## DIRECTIONS FOR THIS TASK
Copy the entries exactly. Leave nothing out and add nothing.

## DATASET RECORDS
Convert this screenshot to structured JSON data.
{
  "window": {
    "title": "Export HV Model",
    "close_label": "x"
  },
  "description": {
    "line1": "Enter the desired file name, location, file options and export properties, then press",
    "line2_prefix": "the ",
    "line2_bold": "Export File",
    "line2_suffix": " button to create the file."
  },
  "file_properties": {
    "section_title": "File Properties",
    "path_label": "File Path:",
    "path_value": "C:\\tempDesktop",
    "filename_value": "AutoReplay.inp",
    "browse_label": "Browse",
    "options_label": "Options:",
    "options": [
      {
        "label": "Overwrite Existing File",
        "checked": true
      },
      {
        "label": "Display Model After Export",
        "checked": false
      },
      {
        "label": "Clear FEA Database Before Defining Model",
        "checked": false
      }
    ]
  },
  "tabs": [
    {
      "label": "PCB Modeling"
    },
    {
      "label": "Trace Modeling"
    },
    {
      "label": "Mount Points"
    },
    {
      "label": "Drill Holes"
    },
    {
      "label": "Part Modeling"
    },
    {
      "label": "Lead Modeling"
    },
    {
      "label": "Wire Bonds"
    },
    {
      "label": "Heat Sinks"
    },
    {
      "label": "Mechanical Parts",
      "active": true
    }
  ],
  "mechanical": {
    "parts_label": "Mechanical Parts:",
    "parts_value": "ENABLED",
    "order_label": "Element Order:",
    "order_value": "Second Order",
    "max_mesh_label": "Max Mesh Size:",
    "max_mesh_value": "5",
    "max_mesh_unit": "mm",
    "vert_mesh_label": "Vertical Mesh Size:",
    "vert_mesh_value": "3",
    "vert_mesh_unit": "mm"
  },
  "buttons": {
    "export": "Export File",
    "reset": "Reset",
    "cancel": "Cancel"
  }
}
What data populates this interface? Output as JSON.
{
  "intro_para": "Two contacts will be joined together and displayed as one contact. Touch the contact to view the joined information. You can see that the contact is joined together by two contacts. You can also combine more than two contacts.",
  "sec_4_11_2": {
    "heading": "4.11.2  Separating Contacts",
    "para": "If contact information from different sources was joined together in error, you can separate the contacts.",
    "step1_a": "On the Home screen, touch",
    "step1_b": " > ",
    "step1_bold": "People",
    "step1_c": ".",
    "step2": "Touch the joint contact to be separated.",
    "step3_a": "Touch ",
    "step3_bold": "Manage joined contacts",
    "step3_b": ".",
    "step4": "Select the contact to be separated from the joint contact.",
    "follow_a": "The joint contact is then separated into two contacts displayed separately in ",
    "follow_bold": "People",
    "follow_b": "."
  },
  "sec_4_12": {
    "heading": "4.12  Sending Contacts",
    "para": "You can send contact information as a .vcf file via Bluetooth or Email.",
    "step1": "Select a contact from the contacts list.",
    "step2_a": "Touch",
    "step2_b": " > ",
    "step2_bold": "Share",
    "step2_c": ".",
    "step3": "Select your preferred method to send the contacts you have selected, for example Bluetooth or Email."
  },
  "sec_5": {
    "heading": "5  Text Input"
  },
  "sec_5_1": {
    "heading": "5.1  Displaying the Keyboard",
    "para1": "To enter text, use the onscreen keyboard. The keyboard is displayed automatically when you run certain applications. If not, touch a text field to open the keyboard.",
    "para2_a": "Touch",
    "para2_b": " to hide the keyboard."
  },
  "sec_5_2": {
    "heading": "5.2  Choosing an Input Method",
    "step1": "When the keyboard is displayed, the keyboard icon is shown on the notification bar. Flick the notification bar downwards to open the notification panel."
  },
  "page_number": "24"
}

## RESPONSE TO THE TASK
Convert this screenshot to structured JSON data.
{
  "window": {
    "title": "Export HV Model",
    "close_label": "x"
  },
  "description": {
    "line1": "Enter the desired file name, location, file options and export properties, then press",
    "line2_prefix": "the ",
    "line2_bold": "Export File",
    "line2_suffix": " button to create the file."
  },
  "file_properties": {
    "section_title": "File Properties",
    "path_label": "File Path:",
    "path_value": "C:\\tempDesktop",
    "filename_value": "AutoReplay.inp",
    "browse_label": "Browse",
    "options_label": "Options:",
    "options": [
      {
        "label": "Overwrite Existing File",
        "checked": true
      },
      {
        "label": "Display Model After Export",
        "checked": false
      },
      {
        "label": "Clear FEA Database Before Defining Model",
        "checked": false
      }
    ]
  },
  "tabs": [
    {
      "label": "PCB Modeling"
    },
    {
      "label": "Trace Modeling"
    },
    {
      "label": "Mount Points"
    },
    {
      "label": "Drill Holes"
    },
    {
      "label": "Part Modeling"
    },
    {
      "label": "Lead Modeling"
    },
    {
      "label": "Wire Bonds"
    },
    {
      "label": "Heat Sinks"
    },
    {
      "label": "Mechanical Parts",
      "active": true
    }
  ],
  "mechanical": {
    "parts_label": "Mechanical Parts:",
    "parts_value": "ENABLED",
    "order_label": "Element Order:",
    "order_value": "Second Order",
    "max_mesh_label": "Max Mesh Size:",
    "max_mesh_value": "5",
    "max_mesh_unit": "mm",
    "vert_mesh_label": "Vertical Mesh Size:",
    "vert_mesh_value": "3",
    "vert_mesh_unit": "mm"
  },
  "buttons": {
    "export": "Export File",
    "reset": "Reset",
    "cancel": "Cancel"
  }
}
What data populates this interface? Output as JSON.
{
  "intro_para": "Two contacts will be joined together and displayed as one contact. Touch the contact to view the joined information. You can see that the contact is joined together by two contacts. You can also combine more than two contacts.",
  "sec_4_11_2": {
    "heading": "4.11.2  Separating Contacts",
    "para": "If contact information from different sources was joined together in error, you can separate the contacts.",
    "step1_a": "On the Home screen, touch",
    "step1_b": " > ",
    "step1_bold": "People",
    "step1_c": ".",
    "step2": "Touch the joint contact to be separated.",
    "step3_a": "Touch ",
    "step3_bold": "Manage joined contacts",
    "step3_b": ".",
    "step4": "Select the contact to be separated from the joint contact.",
    "follow_a": "The joint contact is then separated into two contacts displayed separately in ",
    "follow_bold": "People",
    "follow_b": "."
  },
  "sec_4_12": {
    "heading": "4.12  Sending Contacts",
    "para": "You can send contact information as a .vcf file via Bluetooth or Email.",
    "step1": "Select a contact from the contacts list.",
    "step2_a": "Touch",
    "step2_b": " > ",
    "step2_bold": "Share",
    "step2_c": ".",
    "step3": "Select your preferred method to send the contacts you have selected, for example Bluetooth or Email."
  },
  "sec_5": {
    "heading": "5  Text Input"
  },
  "sec_5_1": {
    "heading": "5.1  Displaying the Keyboard",
    "para1": "To enter text, use the onscreen keyboard. The keyboard is displayed automatically when you run certain applications. If not, touch a text field to open the keyboard.",
    "para2_a": "Touch",
    "para2_b": " to hide the keyboard."
  },
  "sec_5_2": {
    "heading": "5.2  Choosing an Input Method",
    "step1": "When the keyboard is displayed, the keyboard icon is shown on the notification bar. Flick the notification bar downwards to open the notification panel."
  },
  "page_number": "24"
}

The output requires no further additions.